- _Work required_
Extract all of the entries and give them again, word for word.

###

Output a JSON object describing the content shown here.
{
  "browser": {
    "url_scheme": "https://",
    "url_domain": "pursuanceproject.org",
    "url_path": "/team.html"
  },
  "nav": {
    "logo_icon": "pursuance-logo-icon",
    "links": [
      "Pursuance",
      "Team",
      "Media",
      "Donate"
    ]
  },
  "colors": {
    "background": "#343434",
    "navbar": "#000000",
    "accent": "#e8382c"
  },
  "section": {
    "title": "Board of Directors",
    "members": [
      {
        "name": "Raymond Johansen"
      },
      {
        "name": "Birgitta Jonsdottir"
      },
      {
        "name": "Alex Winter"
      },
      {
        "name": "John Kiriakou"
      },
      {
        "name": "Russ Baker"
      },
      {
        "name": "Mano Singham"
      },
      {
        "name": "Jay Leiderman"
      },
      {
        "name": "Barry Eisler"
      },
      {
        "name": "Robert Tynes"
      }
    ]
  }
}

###

- _Exercise response_
Output a JSON object describing the content shown here.
{
  "browser": {
    "url_scheme": "https://",
    "url_domain": "pursuanceproject.org",
    "url_path": "/team.html"
  },
  "nav": {
    "logo_icon": "pursuance-logo-icon",
    "links": [
      "Pursuance",
      "Team",
      "Media",
      "Donate"
    ]
  },
  "colors": {
    "background": "#343434",
    "navbar": "#000000",
    "accent": "#e8382c"
  },
  "section": {
    "title": "Board of Directors",
    "members": [
      {
        "name": "Raymond Johansen"
      },
      {
        "name": "Birgitta Jonsdottir"
      },
      {
        "name": "Alex Winter"
      },
      {
        "name": "John Kiriakou"
      },
      {
        "name": "Russ Baker"
      },
      {
        "name": "Mano Singham"
      },
      {
        "name": "Jay Leiderman"
      },
      {
        "name": "Barry Eisler"
      },
      {
        "name": "Robert Tynes"
      }
    ]
  }
}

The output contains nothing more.